> [DIRECTIONS]: Though the records contain pictures, copy none of them; repeat exactly the lines from the one with "Extract the structured" to the end.

Collected data
■ ■ ■
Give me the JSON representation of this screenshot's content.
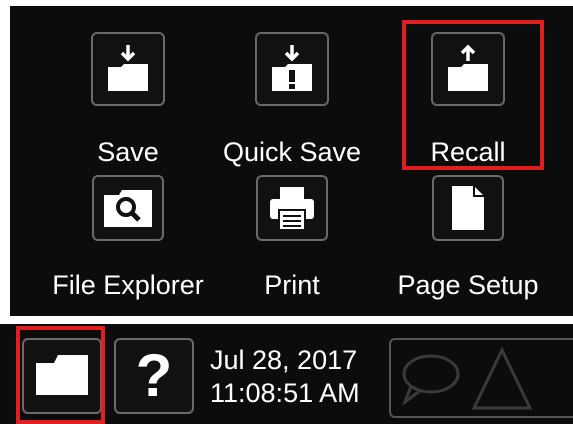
{
  "menu": {
    "items": [
      {
        "label": "Save",
        "icon": "save-icon"
      },
      {
        "label": "Quick Save",
        "icon": "quick-save-icon"
      },
      {
        "label": "Recall",
        "icon": "recall-icon",
        "selected": true
      },
      {
        "label": "File Explorer",
        "icon": "file-explorer-icon"
      },
      {
        "label": "Print",
        "icon": "print-icon"
      },
      {
        "label": "Page Setup",
        "icon": "page-setup-icon"
      }
    ]
  },
  "taskbar": {
    "folder_icon": "folder-icon",
    "help_glyph": "?",
    "date": "Jul 28, 2017",
    "time": "11:08:51 AM",
    "status_icons": [
      "speech-bubble-icon",
      "triangle-icon"
    ]
  },
  "colors": {
    "background": "#0c0c0c",
    "highlight": "#e02020",
    "icon_border": "#6a6a6a",
    "text": "#ffffff"
  }
}
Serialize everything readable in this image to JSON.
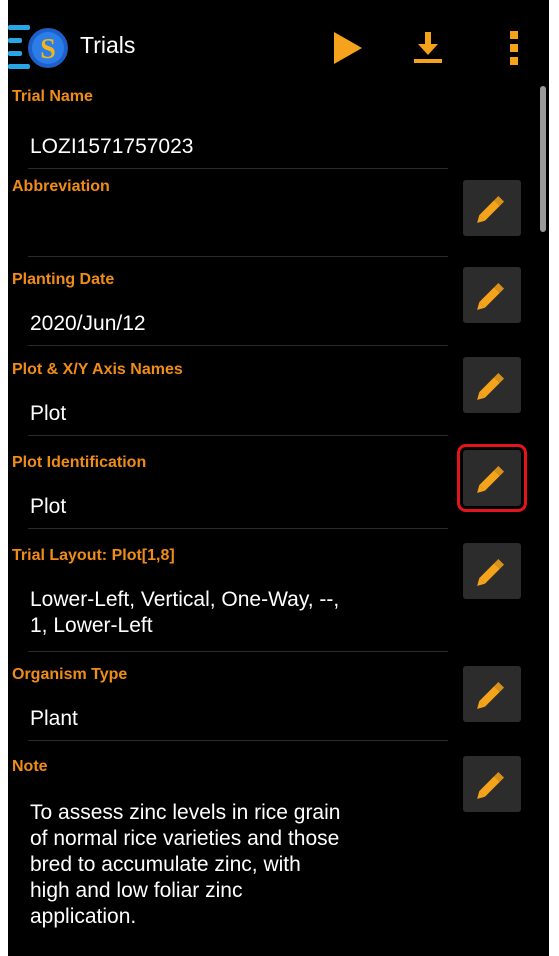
{
  "app_bar": {
    "title": "Trials",
    "actions": [
      "play-icon",
      "download-icon",
      "more-vert-icon"
    ]
  },
  "fields": [
    {
      "label": "Trial Name",
      "value": "LOZI1571757023",
      "editable": false
    },
    {
      "label": "Abbreviation",
      "value": "",
      "editable": true
    },
    {
      "label": "Planting Date",
      "value": "2020/Jun/12",
      "editable": true
    },
    {
      "label": "Plot & X/Y Axis Names",
      "value": "Plot",
      "editable": true
    },
    {
      "label": "Plot Identification",
      "value": "Plot",
      "editable": true,
      "highlighted": true
    },
    {
      "label": "Trial Layout: Plot[1,8]",
      "value_lines": [
        "Lower-Left, Vertical, One-Way, --,",
        "1, Lower-Left"
      ],
      "editable": true
    },
    {
      "label": "Organism Type",
      "value": "Plant",
      "editable": true
    },
    {
      "label": "Note",
      "value_lines": [
        "To assess zinc levels in rice grain",
        "of normal rice varieties and those",
        "bred to accumulate zinc, with",
        "high and low foliar zinc",
        "application."
      ],
      "editable": true
    }
  ],
  "colors": {
    "background": "#000000",
    "label": "#f08c18",
    "accent": "#f5a31a",
    "highlight": "#e3151b"
  }
}
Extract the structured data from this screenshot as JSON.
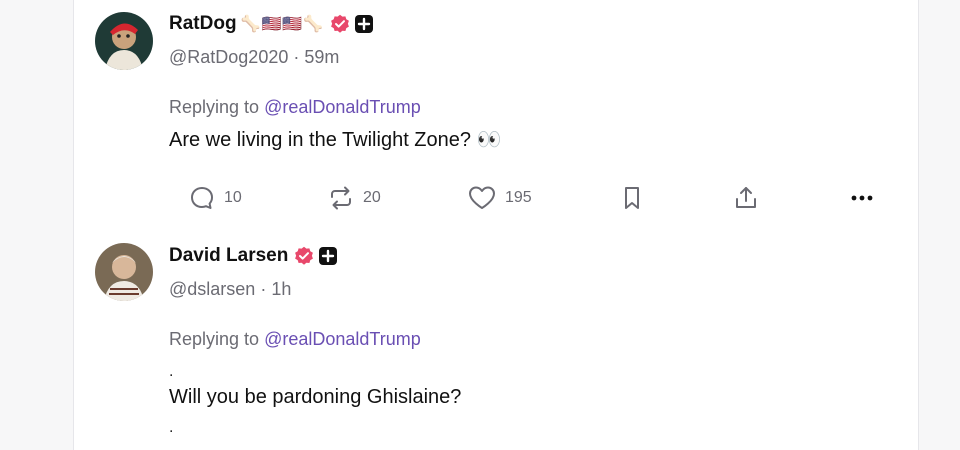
{
  "posts": [
    {
      "display_name": "RatDog",
      "name_emojis": "🦴🇺🇸🇺🇸🦴",
      "handle": "@RatDog2020",
      "time": "59m",
      "replying_prefix": "Replying to",
      "replying_mention": "@realDonaldTrump",
      "text": "Are we living in the Twilight Zone? 👀",
      "actions": {
        "replies": "10",
        "reposts": "20",
        "likes": "195"
      }
    },
    {
      "display_name": "David Larsen",
      "handle": "@dslarsen",
      "time": "1h",
      "replying_prefix": "Replying to",
      "replying_mention": "@realDonaldTrump",
      "text_dot_top": ".",
      "text": "Will you be pardoning Ghislaine?",
      "text_dot_bottom": "."
    }
  ],
  "colors": {
    "verified_badge": "#e8486b",
    "mention": "#6a4fb3",
    "muted": "#6b6b73",
    "plus_badge": "#111111"
  },
  "icons": {
    "reply": "reply-icon",
    "repost": "repost-icon",
    "like": "heart-icon",
    "bookmark": "bookmark-icon",
    "share": "share-icon",
    "more": "more-icon"
  }
}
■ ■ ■
> [SOLVED PROBLEM]:
Extract the structured data from this screenshot as JSON.
{
  "posts": [
    {
      "display_name": "RatDog",
      "name_emojis": "🦴🇺🇸🇺🇸🦴",
      "handle": "@RatDog2020",
      "time": "59m",
      "replying_prefix": "Replying to",
      "replying_mention": "@realDonaldTrump",
      "text": "Are we living in the Twilight Zone? 👀",
      "actions": {
        "replies": "10",
        "reposts": "20",
        "likes": "195"
      }
    },
    {
      "display_name": "David Larsen",
      "handle": "@dslarsen",
      "time": "1h",
      "replying_prefix": "Replying to",
      "replying_mention": "@realDonaldTrump",
      "text_dot_top": ".",
      "text": "Will you be pardoning Ghislaine?",
      "text_dot_bottom": "."
    }
  ],
  "colors": {
    "verified_badge": "#e8486b",
    "mention": "#6a4fb3",
    "muted": "#6b6b73",
    "plus_badge": "#111111"
  },
  "icons": {
    "reply": "reply-icon",
    "repost": "repost-icon",
    "like": "heart-icon",
    "bookmark": "bookmark-icon",
    "share": "share-icon",
    "more": "more-icon"
  }
}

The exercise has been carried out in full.